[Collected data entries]
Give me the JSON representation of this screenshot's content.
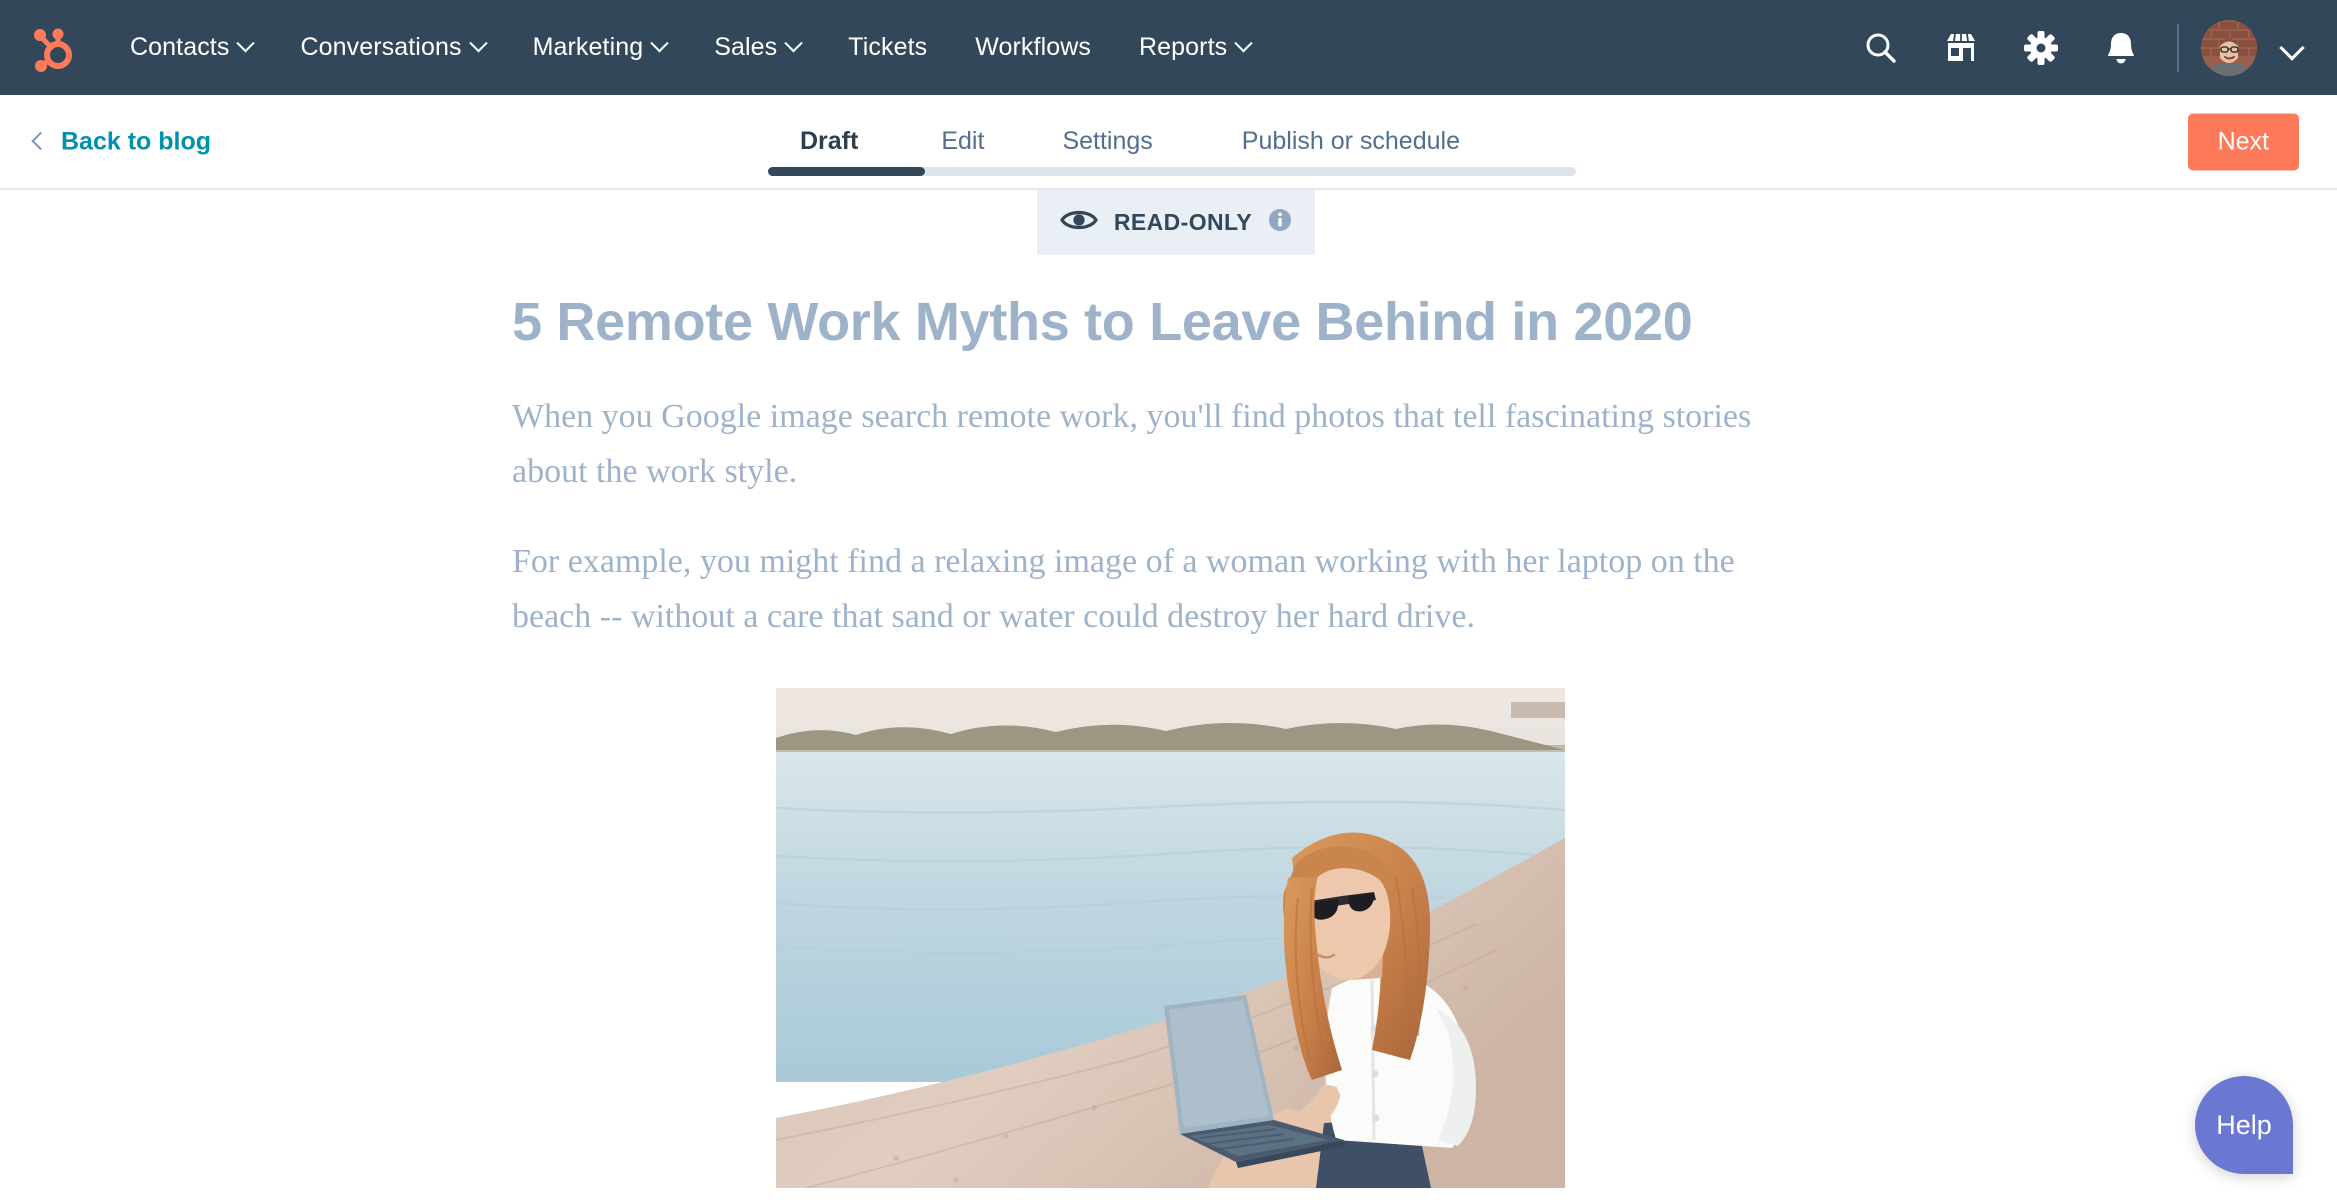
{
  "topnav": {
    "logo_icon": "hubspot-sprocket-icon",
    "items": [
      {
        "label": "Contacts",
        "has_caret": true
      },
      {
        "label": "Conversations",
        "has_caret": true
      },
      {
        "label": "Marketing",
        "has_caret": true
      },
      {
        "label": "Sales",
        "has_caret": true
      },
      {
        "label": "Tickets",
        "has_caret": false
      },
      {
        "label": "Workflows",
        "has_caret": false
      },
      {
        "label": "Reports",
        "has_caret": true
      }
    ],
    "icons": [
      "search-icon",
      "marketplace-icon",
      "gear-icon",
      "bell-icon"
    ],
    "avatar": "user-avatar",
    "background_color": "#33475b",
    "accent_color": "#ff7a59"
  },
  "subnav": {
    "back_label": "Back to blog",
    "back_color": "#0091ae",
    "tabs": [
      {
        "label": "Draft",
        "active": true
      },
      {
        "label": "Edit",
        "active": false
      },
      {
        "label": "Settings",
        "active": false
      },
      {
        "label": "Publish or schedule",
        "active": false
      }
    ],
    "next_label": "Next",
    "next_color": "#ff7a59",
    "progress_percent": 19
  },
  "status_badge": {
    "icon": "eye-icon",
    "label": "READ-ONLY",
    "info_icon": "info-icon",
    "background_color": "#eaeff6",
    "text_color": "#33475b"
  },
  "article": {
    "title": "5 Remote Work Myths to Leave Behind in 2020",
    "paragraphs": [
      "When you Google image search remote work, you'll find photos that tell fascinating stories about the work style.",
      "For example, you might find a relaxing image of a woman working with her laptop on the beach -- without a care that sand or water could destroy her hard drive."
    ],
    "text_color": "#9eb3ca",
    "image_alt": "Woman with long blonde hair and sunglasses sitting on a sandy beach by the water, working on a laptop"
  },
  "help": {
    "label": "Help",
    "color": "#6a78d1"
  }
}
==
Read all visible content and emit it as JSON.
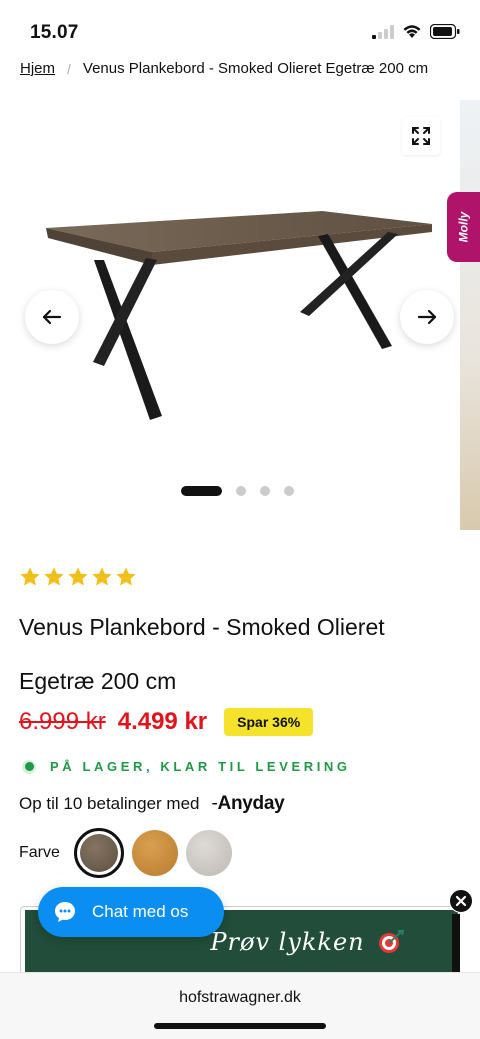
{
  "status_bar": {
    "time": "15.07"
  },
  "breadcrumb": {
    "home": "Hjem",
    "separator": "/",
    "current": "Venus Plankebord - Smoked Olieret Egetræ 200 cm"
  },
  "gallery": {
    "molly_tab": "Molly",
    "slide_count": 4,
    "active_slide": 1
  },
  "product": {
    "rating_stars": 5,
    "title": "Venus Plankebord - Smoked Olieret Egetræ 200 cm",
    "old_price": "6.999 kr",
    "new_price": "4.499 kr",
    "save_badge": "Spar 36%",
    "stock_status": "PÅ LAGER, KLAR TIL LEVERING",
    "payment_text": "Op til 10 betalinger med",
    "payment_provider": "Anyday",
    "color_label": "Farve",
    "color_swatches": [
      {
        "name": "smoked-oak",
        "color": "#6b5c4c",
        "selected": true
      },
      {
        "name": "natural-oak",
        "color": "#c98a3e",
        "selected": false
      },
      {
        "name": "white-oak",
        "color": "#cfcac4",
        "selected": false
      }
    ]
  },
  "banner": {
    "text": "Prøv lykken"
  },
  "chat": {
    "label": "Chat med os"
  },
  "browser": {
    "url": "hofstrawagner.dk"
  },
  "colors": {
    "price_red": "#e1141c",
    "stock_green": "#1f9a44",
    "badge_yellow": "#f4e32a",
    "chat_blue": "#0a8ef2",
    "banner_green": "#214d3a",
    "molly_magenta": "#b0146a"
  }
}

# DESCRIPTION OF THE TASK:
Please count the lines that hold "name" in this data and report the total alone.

# RESULT FOR THIS TASK:
3